Project Architect Jason McLennan says “Our team is thrilled to help envision a new way of living and being at Antioch that is better for people, for community and for the environment for generations to come.”

Antioch College Village has been in the works since the College commissioned Sandy Wiggins—a sustainable-development consultant and former chair of the U.S. Green Building Council—to do a feasibility study in 2013. The Yellow Springs co-housing group, Antioch Village Pioneers, was deeply involved in the week-long ACV master plan charrette led by Dover, Kohl & Partners in March 2015, where hundreds of area stakeholders contributed feedback on the design of the ACV.

Sustainability at Antioch College

At Antioch College, we believe in using a 360 approach toward sustainability. Through sustainable policies, programs, and practices, Antioch College seeks to conducting our operations in an environmentally sound manner consistent with our vision of providing a place where new and better ways of living are discovered as a result of meaningful engagement with the world through intentional linkages between classroom and experiential education. Working with our students, faculty, staff, and community, we continue to move forward in our goal to reduce our carbon footprint through all aspects of our operations.

Just a few highlights of our commitment to sustainability include:

  • Achievement of Leadership in Energy and Environmental Design (LEED) certification on major campus renovations. For example, North Hall (built in 1853) was renovated in 2012 as a state-of-the-art facility powered by a solar array and heated and cooled with geothermal energy.

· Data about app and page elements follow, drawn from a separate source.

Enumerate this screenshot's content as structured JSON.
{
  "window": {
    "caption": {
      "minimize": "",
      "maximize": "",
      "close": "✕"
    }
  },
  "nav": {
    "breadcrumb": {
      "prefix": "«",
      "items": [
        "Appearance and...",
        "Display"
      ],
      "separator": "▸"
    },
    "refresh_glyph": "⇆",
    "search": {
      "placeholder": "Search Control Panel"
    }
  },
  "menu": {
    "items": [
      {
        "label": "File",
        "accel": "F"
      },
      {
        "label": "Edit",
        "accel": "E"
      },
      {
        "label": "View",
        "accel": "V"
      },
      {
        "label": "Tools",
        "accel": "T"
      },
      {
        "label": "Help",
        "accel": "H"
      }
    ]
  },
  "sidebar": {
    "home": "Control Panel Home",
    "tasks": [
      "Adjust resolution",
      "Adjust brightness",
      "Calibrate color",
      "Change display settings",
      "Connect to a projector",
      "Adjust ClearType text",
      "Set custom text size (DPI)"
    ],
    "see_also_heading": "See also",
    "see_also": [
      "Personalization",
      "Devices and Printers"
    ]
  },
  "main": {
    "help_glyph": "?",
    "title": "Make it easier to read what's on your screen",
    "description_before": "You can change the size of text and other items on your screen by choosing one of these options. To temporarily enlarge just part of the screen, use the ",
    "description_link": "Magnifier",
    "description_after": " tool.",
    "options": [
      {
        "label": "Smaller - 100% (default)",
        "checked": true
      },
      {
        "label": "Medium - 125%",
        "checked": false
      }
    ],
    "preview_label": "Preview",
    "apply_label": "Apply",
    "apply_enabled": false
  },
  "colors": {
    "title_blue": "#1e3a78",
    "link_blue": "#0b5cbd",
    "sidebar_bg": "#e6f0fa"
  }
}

Today, North Hall is the second-oldest building in the U.S. to be awarded LEED Gold certification.
  • A central geothermal plant and five-acre, one million watt solar Photo Voltaic (PV) solar farm, that powers most of the campus, make Antioch among the first colleges in the country to be heated and cooled primarily by geothermal and solar power.
  • The College has joined with the Trust for Public Land and the Tecumseh Land Trust to permanently protect Glen Helen. This conservation easement ensures that future generations will have the opportunity to experience, learn from, and learn in this natural resource.
  • Through the Antioch College Farm and Antioch Kitchens, the College is a model for ecologically sustainable, humane, and socially equitable food systems. Antioch College strives to deliver real food to students, faculty, and staff. Antioch College was ranked second in the nation among colleges and universities in real food consumption at 56%.